**Task**
Could you write the entries out again, exactly as they are?

(Data extracted from a collection)
┄┄┄┄┄┄┄┄┄┄
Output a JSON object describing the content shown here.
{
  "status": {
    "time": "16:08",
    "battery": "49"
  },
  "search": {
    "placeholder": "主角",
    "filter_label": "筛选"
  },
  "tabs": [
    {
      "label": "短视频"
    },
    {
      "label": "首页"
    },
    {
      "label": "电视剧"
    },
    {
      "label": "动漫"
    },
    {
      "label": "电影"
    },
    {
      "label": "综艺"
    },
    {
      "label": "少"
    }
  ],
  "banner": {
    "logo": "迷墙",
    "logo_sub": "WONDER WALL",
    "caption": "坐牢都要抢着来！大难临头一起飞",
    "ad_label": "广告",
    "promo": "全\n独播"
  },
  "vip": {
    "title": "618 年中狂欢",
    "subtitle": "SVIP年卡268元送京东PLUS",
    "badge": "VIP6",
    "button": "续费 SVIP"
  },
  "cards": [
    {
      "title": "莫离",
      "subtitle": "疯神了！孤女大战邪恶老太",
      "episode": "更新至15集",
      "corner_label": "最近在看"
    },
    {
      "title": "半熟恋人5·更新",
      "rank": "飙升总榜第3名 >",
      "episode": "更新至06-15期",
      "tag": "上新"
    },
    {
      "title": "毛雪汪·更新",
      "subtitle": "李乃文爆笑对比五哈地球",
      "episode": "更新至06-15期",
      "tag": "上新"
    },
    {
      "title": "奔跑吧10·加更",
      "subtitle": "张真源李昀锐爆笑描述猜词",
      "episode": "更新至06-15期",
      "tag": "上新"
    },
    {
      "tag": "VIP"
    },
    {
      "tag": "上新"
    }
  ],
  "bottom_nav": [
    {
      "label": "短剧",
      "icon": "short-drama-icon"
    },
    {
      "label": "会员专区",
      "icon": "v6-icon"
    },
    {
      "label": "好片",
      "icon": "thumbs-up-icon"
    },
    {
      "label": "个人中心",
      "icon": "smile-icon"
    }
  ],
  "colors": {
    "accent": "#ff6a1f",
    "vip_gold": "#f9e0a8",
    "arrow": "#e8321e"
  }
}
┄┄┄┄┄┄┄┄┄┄
**Result of this task**
Output a JSON object describing the content shown here.
{
  "status": {
    "time": "16:08",
    "battery": "49"
  },
  "search": {
    "placeholder": "主角",
    "filter_label": "筛选"
  },
  "tabs": [
    {
      "label": "短视频"
    },
    {
      "label": "首页"
    },
    {
      "label": "电视剧"
    },
    {
      "label": "动漫"
    },
    {
      "label": "电影"
    },
    {
      "label": "综艺"
    },
    {
      "label": "少"
    }
  ],
  "banner": {
    "logo": "迷墙",
    "logo_sub": "WONDER WALL",
    "caption": "坐牢都要抢着来！大难临头一起飞",
    "ad_label": "广告",
    "promo": "全\n独播"
  },
  "vip": {
    "title": "618 年中狂欢",
    "subtitle": "SVIP年卡268元送京东PLUS",
    "badge": "VIP6",
    "button": "续费 SVIP"
  },
  "cards": [
    {
      "title": "莫离",
      "subtitle": "疯神了！孤女大战邪恶老太",
      "episode": "更新至15集",
      "corner_label": "最近在看"
    },
    {
      "title": "半熟恋人5·更新",
      "rank": "飙升总榜第3名 >",
      "episode": "更新至06-15期",
      "tag": "上新"
    },
    {
      "title": "毛雪汪·更新",
      "subtitle": "李乃文爆笑对比五哈地球",
      "episode": "更新至06-15期",
      "tag": "上新"
    },
    {
      "title": "奔跑吧10·加更",
      "subtitle": "张真源李昀锐爆笑描述猜词",
      "episode": "更新至06-15期",
      "tag": "上新"
    },
    {
      "tag": "VIP"
    },
    {
      "tag": "上新"
    }
  ],
  "bottom_nav": [
    {
      "label": "短剧",
      "icon": "short-drama-icon"
    },
    {
      "label": "会员专区",
      "icon": "v6-icon"
    },
    {
      "label": "好片",
      "icon": "thumbs-up-icon"
    },
    {
      "label": "个人中心",
      "icon": "smile-icon"
    }
  ],
  "colors": {
    "accent": "#ff6a1f",
    "vip_gold": "#f9e0a8",
    "arrow": "#e8321e"
  }
}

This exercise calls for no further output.